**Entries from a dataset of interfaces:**
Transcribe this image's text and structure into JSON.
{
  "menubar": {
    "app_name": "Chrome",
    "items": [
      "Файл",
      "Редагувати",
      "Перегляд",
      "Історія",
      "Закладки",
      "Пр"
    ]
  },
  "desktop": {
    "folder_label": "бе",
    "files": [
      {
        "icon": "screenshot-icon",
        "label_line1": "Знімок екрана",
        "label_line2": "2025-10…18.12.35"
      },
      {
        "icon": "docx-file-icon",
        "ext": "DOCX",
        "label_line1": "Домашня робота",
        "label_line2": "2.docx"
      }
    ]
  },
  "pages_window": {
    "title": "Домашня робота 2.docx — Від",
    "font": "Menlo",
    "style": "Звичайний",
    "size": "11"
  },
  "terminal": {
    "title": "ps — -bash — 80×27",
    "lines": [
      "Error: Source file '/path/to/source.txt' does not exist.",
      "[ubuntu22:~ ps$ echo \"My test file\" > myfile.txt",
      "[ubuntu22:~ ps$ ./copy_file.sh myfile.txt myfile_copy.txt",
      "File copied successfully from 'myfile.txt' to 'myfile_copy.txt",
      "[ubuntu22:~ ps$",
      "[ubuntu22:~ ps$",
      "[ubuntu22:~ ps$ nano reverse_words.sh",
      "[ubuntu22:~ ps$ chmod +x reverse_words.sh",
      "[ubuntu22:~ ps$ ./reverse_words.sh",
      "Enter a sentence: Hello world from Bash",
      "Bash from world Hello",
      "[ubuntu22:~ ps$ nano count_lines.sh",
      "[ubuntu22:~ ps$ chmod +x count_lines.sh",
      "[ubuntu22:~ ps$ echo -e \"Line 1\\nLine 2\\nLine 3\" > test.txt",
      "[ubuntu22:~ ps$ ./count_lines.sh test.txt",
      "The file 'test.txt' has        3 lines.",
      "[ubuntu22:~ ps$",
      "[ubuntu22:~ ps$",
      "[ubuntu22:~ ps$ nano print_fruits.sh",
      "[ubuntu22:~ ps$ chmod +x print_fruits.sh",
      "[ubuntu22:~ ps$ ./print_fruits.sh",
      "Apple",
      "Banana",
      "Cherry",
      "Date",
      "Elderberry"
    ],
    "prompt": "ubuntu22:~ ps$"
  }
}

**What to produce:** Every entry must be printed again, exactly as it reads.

**Solution to this task:**
Transcribe this image's text and structure into JSON.
{
  "menubar": {
    "app_name": "Chrome",
    "items": [
      "Файл",
      "Редагувати",
      "Перегляд",
      "Історія",
      "Закладки",
      "Пр"
    ]
  },
  "desktop": {
    "folder_label": "бе",
    "files": [
      {
        "icon": "screenshot-icon",
        "label_line1": "Знімок екрана",
        "label_line2": "2025-10…18.12.35"
      },
      {
        "icon": "docx-file-icon",
        "ext": "DOCX",
        "label_line1": "Домашня робота",
        "label_line2": "2.docx"
      }
    ]
  },
  "pages_window": {
    "title": "Домашня робота 2.docx — Від",
    "font": "Menlo",
    "style": "Звичайний",
    "size": "11"
  },
  "terminal": {
    "title": "ps — -bash — 80×27",
    "lines": [
      "Error: Source file '/path/to/source.txt' does not exist.",
      "[ubuntu22:~ ps$ echo \"My test file\" > myfile.txt",
      "[ubuntu22:~ ps$ ./copy_file.sh myfile.txt myfile_copy.txt",
      "File copied successfully from 'myfile.txt' to 'myfile_copy.txt",
      "[ubuntu22:~ ps$",
      "[ubuntu22:~ ps$",
      "[ubuntu22:~ ps$ nano reverse_words.sh",
      "[ubuntu22:~ ps$ chmod +x reverse_words.sh",
      "[ubuntu22:~ ps$ ./reverse_words.sh",
      "Enter a sentence: Hello world from Bash",
      "Bash from world Hello",
      "[ubuntu22:~ ps$ nano count_lines.sh",
      "[ubuntu22:~ ps$ chmod +x count_lines.sh",
      "[ubuntu22:~ ps$ echo -e \"Line 1\\nLine 2\\nLine 3\" > test.txt",
      "[ubuntu22:~ ps$ ./count_lines.sh test.txt",
      "The file 'test.txt' has        3 lines.",
      "[ubuntu22:~ ps$",
      "[ubuntu22:~ ps$",
      "[ubuntu22:~ ps$ nano print_fruits.sh",
      "[ubuntu22:~ ps$ chmod +x print_fruits.sh",
      "[ubuntu22:~ ps$ ./print_fruits.sh",
      "Apple",
      "Banana",
      "Cherry",
      "Date",
      "Elderberry"
    ],
    "prompt": "ubuntu22:~ ps$"
  }
}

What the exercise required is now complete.